In the spring of 2004 the firm introduced the Ecometry Commerce Suite, a new direct-marketing software package purchased from an outside vendor, as well as GlobalMerchant CommerceWare 2.0 Software Suite, a simple, low-cost e-commerce program. Spring also saw the company sign service agreements with several new clients including CHiA'SSO, a home design products firm, and Raytheon Aircraft Company, for which a new 150,000-square-foot parts distribution facility would be opened in Belgium. Soon afterwards PFSweb was tapped to distribute parts to Raytheon's Western hemisphere customers out of that firm's Grapevine, Texas facility.
Distribution Operations Beginning Shift to Mississippi in 2004
In August 2004 the company signed a lease on a 435,000-square-foot warehouse/shipping center in Southaven, Mississippi, which was located near its Memphis superhub site. The firm had been in a dispute with Memphis officials since 2003, when former parent Daisytek had gone bankrupt and tax breaks for the Memphis site that had been granted to that firm ended, raising PFSweb's costs. When an appeal to the Shelby County Industrial Development Board was denied, the firm had begun seeking a new location outside of Memphis.
The new Mississippi facility was soon put to use providing services for a major corporate retailer that the company was contractually obligated not to reveal. Other new clients included Rene Furterer USA, FLAVIA Beverage Systems, and several other unnamed firms. To help fund its expansion, PFSweb issued $5 million in industrial revenue bonds through the State of Mississippi and boosted its credit facility with Comerica Bank. For 2004 the company's revenues increased to $321.7 million, and it recorded its first profitable year, with net income of $226,000. The firm now had nearly 900 employees, and was shipping approximately $1 billion worth of products per year for its customers.
February 2005 saw PFSweb expand its Southaven capacity by 167,000 square feet to accommodate more work for a consumer electronics firm's spare parts unit, and in April the company announced it would begin moving most Memphis operations to Southaven, where it had now leased a total of 908,000 square feet in two buildings. Some jobs would remain in Memphis at an expanded call center there.
The history of PFSweb, Inc. encompassed both the highs and lows of the late 1990s/early 2000s dot.com boom and bust, which the firm had survived to become profitable.

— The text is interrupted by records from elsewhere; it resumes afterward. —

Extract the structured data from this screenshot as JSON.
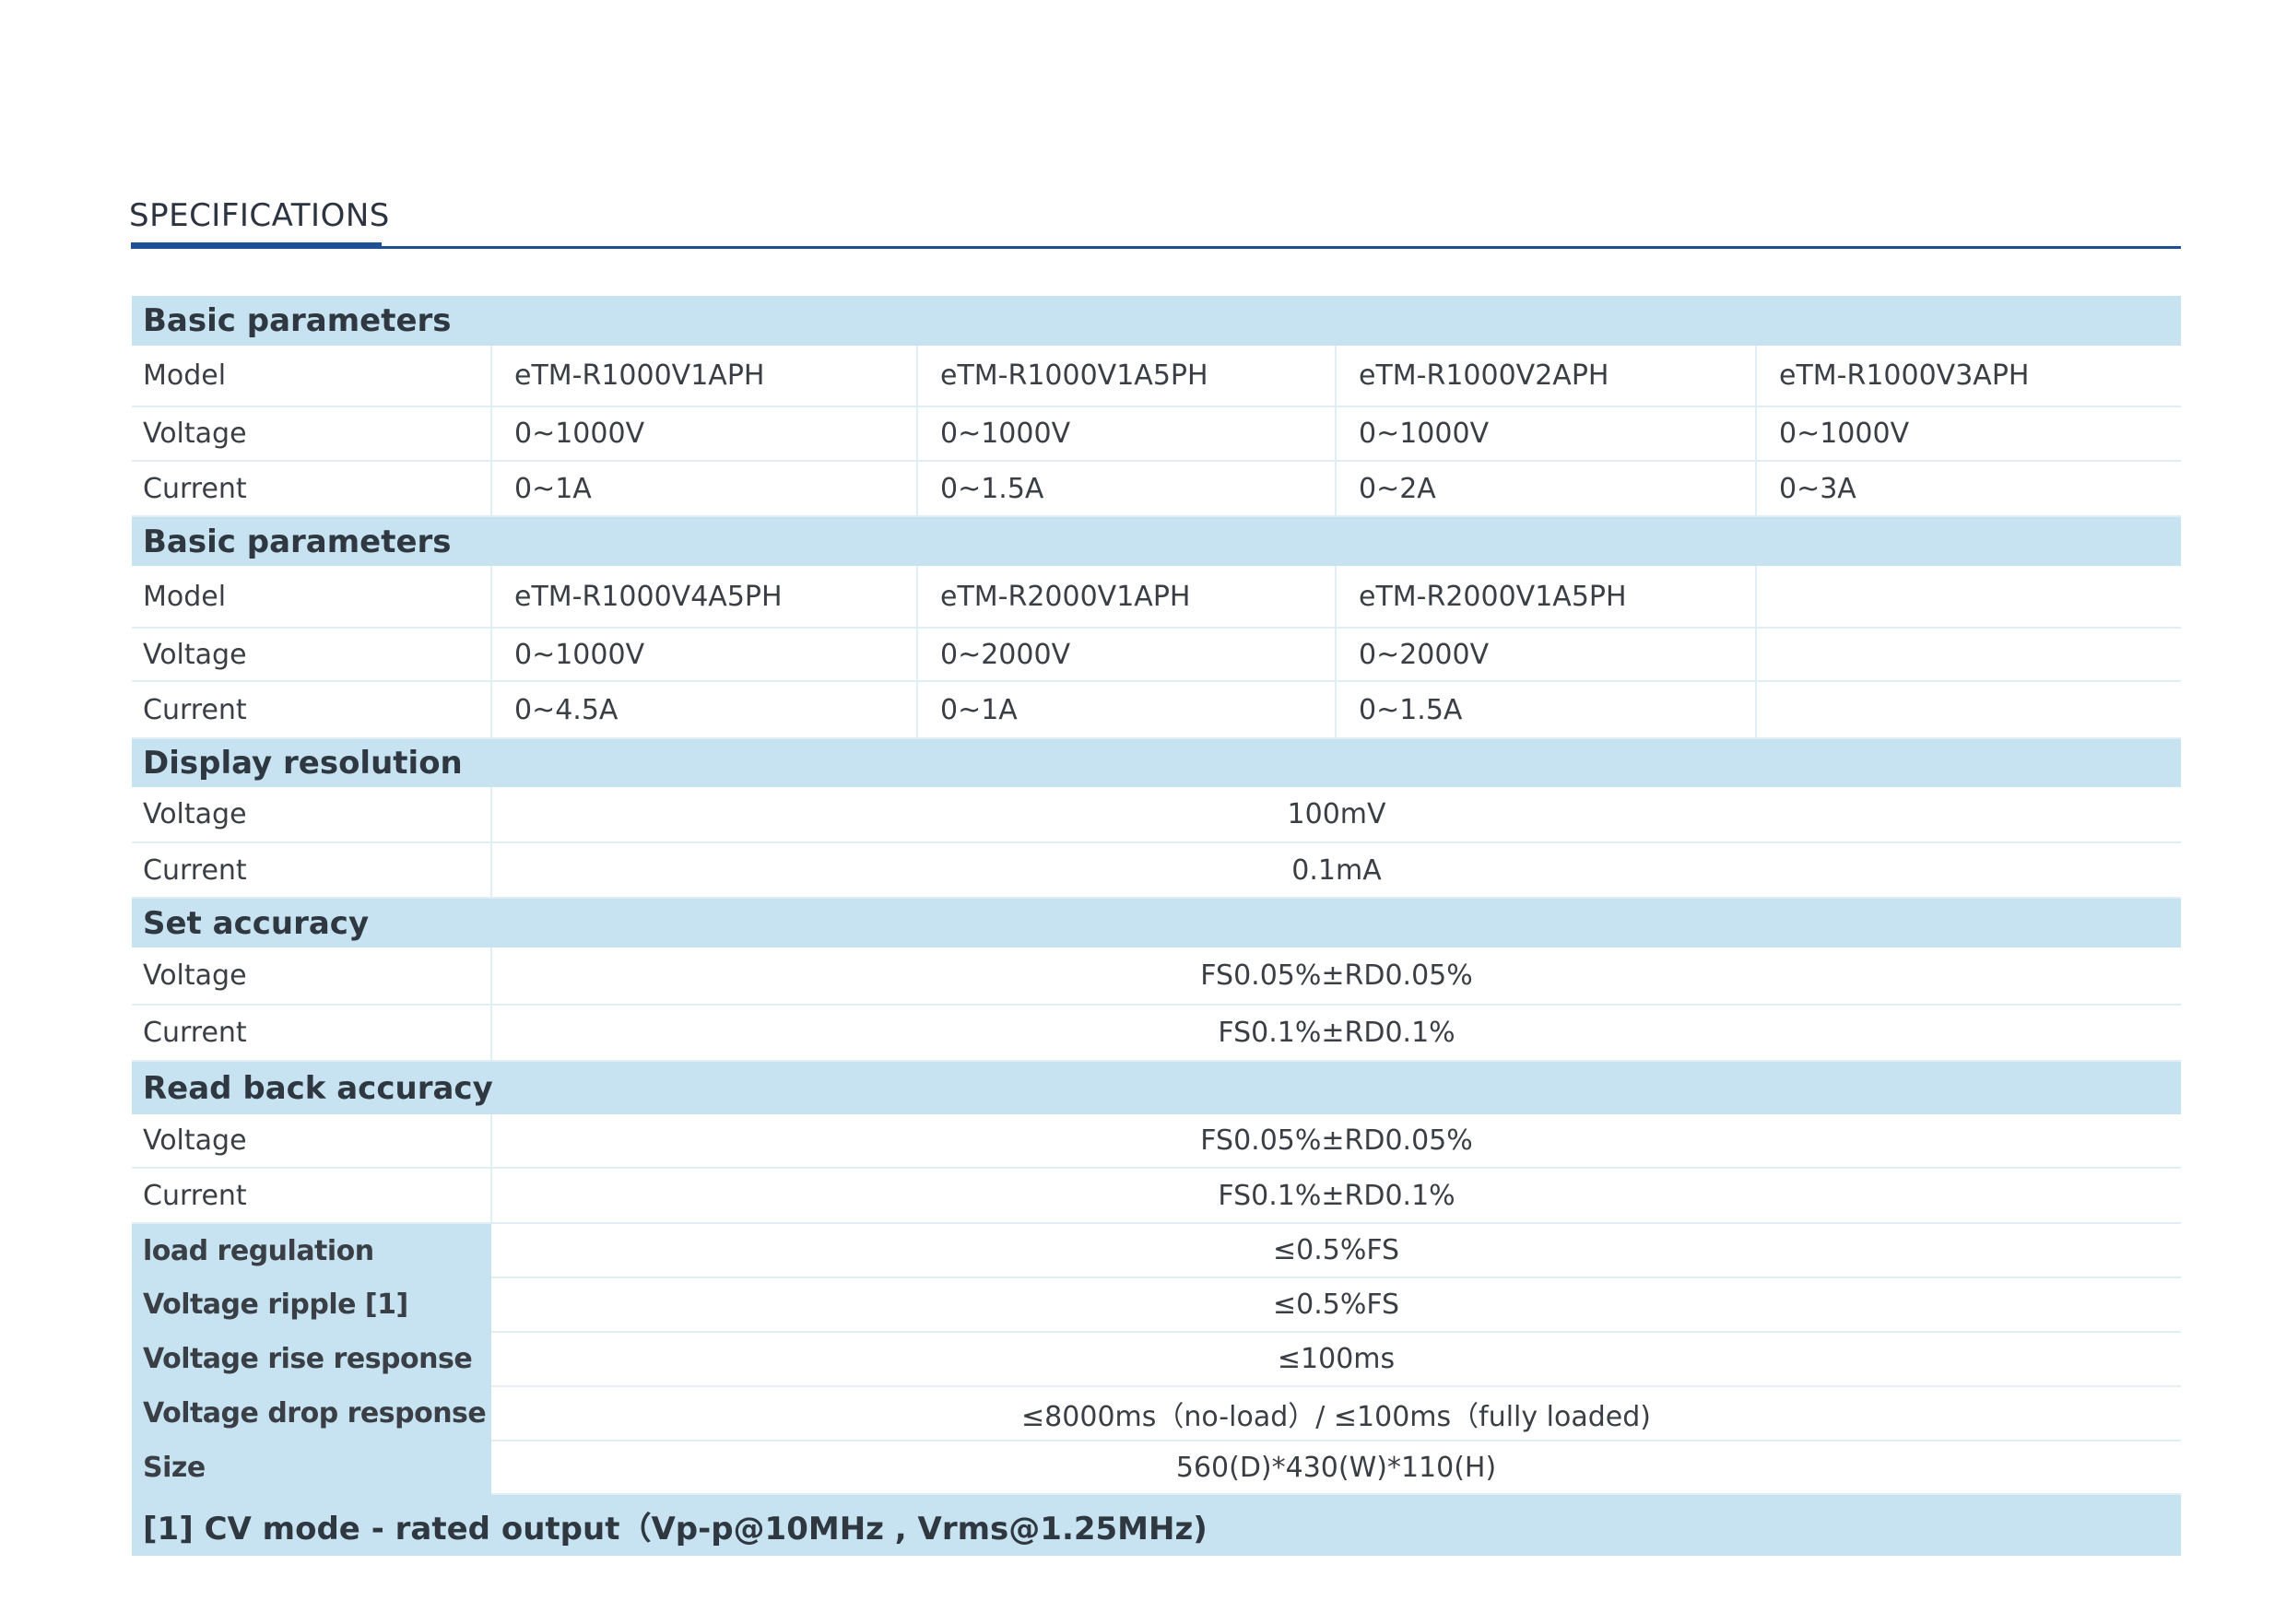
{
  "title": "SPECIFICATIONS",
  "sections": {
    "basic1": {
      "header": "Basic parameters",
      "model": [
        "Model",
        "eTM-R1000V1APH",
        "eTM-R1000V1A5PH",
        "eTM-R1000V2APH",
        "eTM-R1000V3APH"
      ],
      "voltage": [
        "Voltage",
        "0~1000V",
        "0~1000V",
        "0~1000V",
        "0~1000V"
      ],
      "current": [
        "Current",
        "0~1A",
        "0~1.5A",
        "0~2A",
        "0~3A"
      ]
    },
    "basic2": {
      "header": "Basic parameters",
      "model": [
        "Model",
        "eTM-R1000V4A5PH",
        "eTM-R2000V1APH",
        "eTM-R2000V1A5PH",
        ""
      ],
      "voltage": [
        "Voltage",
        "0~1000V",
        "0~2000V",
        "0~2000V",
        ""
      ],
      "current": [
        "Current",
        "0~4.5A",
        "0~1A",
        "0~1.5A",
        ""
      ]
    },
    "display_resolution": {
      "header": "Display resolution",
      "voltage_label": "Voltage",
      "voltage_value": "100mV",
      "current_label": "Current",
      "current_value": "0.1mA"
    },
    "set_accuracy": {
      "header": "Set accuracy",
      "voltage_label": "Voltage",
      "voltage_value": "FS0.05%±RD0.05%",
      "current_label": "Current",
      "current_value": "FS0.1%±RD0.1%"
    },
    "read_back_accuracy": {
      "header": "Read back accuracy",
      "voltage_label": "Voltage",
      "voltage_value": "FS0.05%±RD0.05%",
      "current_label": "Current",
      "current_value": "FS0.1%±RD0.1%"
    }
  },
  "single_rows": [
    {
      "label": "load regulation",
      "value": "≤0.5%FS"
    },
    {
      "label": "Voltage ripple [1]",
      "value": "≤0.5%FS"
    },
    {
      "label": "Voltage rise response",
      "value": "≤100ms"
    },
    {
      "label": "Voltage drop response",
      "value": "≤8000ms（no-load）/ ≤100ms（fully loaded)"
    },
    {
      "label": "Size",
      "value": "560(D)*430(W)*110(H)"
    }
  ],
  "footnote": "[1] CV mode - rated output（Vp-p@10MHz , Vrms@1.25MHz)",
  "colors": {
    "accent": "#1f4f95",
    "section_bg": "#c7e3f1",
    "grid": "#e2eef5",
    "text": "#3a3f45"
  }
}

In just five years of independent operation, the company had grown into a $320 million business, and had built a reputation for solid performance that put it on the road to brighter days ahead.
Principal Subsidiaries: Supplies Distributors, Inc.; Priority Fulfillment Services, Inc.; PFSweb B.V. (Belgium).
Principal Competitors: Ingram Micro, Inc.; Menlo Worldwide, LLC; United Parcel Service Inc.; GENCO Distribution System, Inc.; ClientLogic Corp.; DSC Logistics; Exel Plc; Affiliated Computer Services, Inc.